For one, my "passive vocabulary" is a lot richer than my "active vocabulary". For those not familiar with the terminology, passive vocabulary is words you recognize and know the meaning of, but wouldn't necessarily know how to use when writing in said language. Active vocabulary is what you actually have at your disposal when stringing words together to make sentences. What happens with Hindi and me is simple: I feel like I can follow and understand a lot of stuff even without subtitles, but seeing as how my grammar knowledge and active vocabulary is scarce, I couldn't really string sentences like that together myself without making about a gazillion mistakes.

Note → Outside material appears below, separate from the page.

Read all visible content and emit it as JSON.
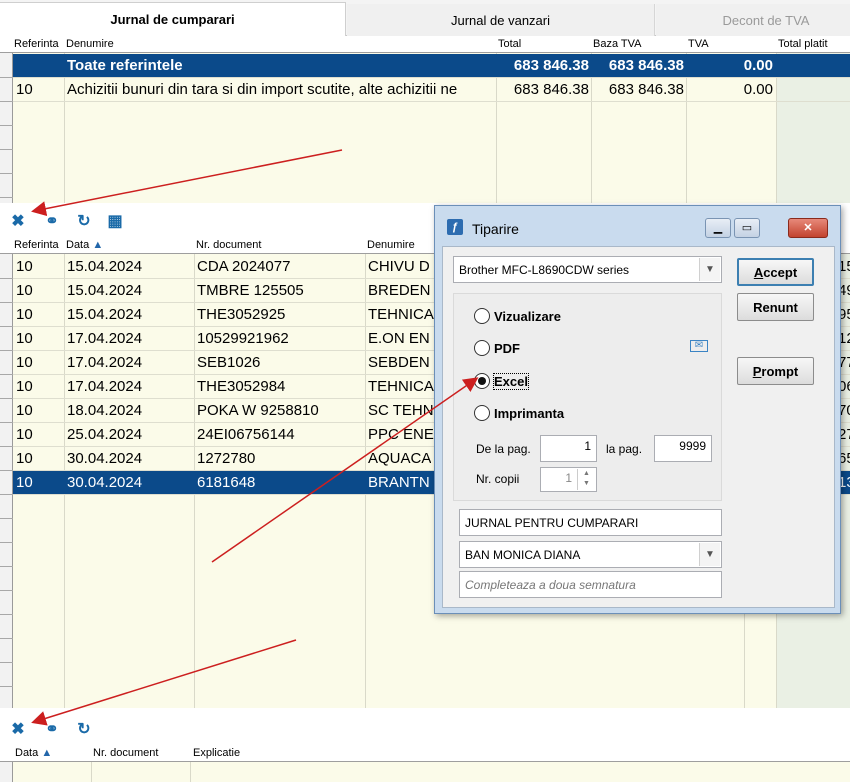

Another funny thing is that when you learn Hindi from movies, a certain phrase or a word relates to a certain movie or a scene or an actor who uses it. So for example, "accha" or अच्छा which literally means "good" but is also said to mean "I see", always reminds me of the train scene in Sholay where Sanjeev Kumar as Thakur adjusts his hat and speaks the word while Veeru makes smalltalk. The word "saansa" or in its oblique plural (I think?) "saanso" or साँसों which means "breaths" always reminds me of Aamir Khan's great monologue in Dil Chahta Hai, making romantic talk to Preity Zinta.

As you can tell, I don't study Hindi though I do own a beginner's studybook of it. If I don't lack the time, I lack the patience but I keep telling myself if I really wanted to, Hindi wouldn't be an unbearable challenge. Might not be easy, either, but still, the relative familiarity with the language would help, I'd imagine.

(If any of the Devanagari is wrong, my apologies. Used Blogger's automated Hindi function.)